As Kiah Collier at the Chronicle expanded upon later that day, this revelation flies in the face of a previous statement made by Anderson on the topic. Kim Ogg, the Democratic nominee for District Attorney, first brought up the question of impropriety vis-a-vis Anderson and Pratt. This past Tuesday, a spokesperson for the District Attorney, according to the Chronicle, “denied [Pratt’s] departure was tied to an agreement.”
Not the next day, Anderson freely admits that her spokesperson’s statement was patently false. “This office made a hard decision – not to prosecute a difficult case against Judge Pratt in exchange for her voluntary and permanent resignation from the judiciary – and we believe that it was consistent with our primary responsibility to see that justice is done,” the statement read.
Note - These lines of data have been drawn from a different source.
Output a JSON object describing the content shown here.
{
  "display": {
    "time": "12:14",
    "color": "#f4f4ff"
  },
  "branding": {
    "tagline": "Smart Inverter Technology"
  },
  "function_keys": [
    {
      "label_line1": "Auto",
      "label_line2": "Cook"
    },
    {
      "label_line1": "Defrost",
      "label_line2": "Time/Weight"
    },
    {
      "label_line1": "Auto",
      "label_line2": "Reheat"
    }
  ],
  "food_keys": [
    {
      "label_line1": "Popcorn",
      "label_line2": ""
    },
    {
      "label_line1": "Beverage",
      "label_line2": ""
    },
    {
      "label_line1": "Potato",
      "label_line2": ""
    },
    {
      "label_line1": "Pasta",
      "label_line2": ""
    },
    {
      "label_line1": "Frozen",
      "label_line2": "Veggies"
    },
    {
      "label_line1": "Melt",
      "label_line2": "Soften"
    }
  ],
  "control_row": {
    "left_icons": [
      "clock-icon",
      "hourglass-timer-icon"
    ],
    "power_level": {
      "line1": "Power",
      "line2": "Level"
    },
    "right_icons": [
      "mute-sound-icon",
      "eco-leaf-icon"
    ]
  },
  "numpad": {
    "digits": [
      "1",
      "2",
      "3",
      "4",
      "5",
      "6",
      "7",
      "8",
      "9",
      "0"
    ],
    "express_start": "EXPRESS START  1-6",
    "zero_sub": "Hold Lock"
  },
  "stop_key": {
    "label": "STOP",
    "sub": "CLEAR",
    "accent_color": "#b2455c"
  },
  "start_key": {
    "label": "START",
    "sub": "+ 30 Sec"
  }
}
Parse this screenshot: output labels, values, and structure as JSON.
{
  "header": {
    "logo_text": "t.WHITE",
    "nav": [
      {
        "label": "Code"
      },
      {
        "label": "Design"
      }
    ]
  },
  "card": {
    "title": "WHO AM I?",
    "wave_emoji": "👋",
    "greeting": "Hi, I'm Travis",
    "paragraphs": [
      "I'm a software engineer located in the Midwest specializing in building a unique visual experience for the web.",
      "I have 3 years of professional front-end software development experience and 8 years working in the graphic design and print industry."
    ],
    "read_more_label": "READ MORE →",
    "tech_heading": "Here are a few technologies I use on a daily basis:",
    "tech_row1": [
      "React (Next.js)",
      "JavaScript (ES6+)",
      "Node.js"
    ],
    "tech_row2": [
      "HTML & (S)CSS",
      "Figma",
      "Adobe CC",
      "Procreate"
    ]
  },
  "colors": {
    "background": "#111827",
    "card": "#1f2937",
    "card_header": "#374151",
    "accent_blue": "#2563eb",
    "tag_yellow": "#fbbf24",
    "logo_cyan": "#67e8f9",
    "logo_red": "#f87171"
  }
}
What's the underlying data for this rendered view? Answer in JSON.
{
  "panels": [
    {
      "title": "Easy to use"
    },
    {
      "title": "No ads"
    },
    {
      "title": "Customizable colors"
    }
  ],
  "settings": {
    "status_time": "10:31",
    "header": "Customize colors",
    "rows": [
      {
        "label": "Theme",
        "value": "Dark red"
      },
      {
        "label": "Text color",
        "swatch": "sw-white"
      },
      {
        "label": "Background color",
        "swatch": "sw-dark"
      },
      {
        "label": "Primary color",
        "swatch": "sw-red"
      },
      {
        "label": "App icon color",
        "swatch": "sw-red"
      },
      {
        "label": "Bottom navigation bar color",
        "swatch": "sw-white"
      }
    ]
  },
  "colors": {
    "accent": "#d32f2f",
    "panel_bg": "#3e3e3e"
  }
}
Do you see the problem here?
“DA Anderson did not pursue Judge Pratt, even after it was clear that she backdated orders,” Ogg said. “Anderson and Pratt shared a political consultant.“
This line of attack is not a novel argument. Allen Blakemore, a prominent Republican strategists, represents both Pratt and Anderson, among countless other Republicans.
There is something to be said as well for just how outraged certain Republicans are at this incident. To say that Pratt’s incompetence as a judge was tied to her Republicanism, even for the most diehard partisans, would be an insulting understatement and oversimplification. Simply put, one’s problems with Pratt should not have been tied to any positions she took on political disputes, they should follow from her “malfeasance, misfeasance and nonfesance” on every issue perquisite to being an effective jurist, such as impartiality and integrity, not to mention intelligence.
Accordingly, it was the Republican political class who best recognized the dangers associated with Pratt, not for being a Republican judge, but for being a bad Republican judge. She damaged the brand of the party, far more than any sophomoric antics on the part of Jared Woodfill or party officers. My colleagues on the other side of the aisle, particularly Rhymes with Right, elucidate this point better than me. While he has not gone so far as dumping Anderson, he certainly remains empathetic with those who have and shares a disdain toward Anderson’s recent moves.
Perhaps the biggest point of the night is that Enos has now decided to continue his crusade after Anderson. Speaking on Facebook earlier, Enos wrote “Devon Anderson is my next target.” For those skeptical of Enos’ power, just remember that we wouldn’t be having this conversation if the DA hadn’t started investigating the complaints lodged by none other than Enos himself.
The next few months will be interesting times. The Mongoose is watching, quite literally.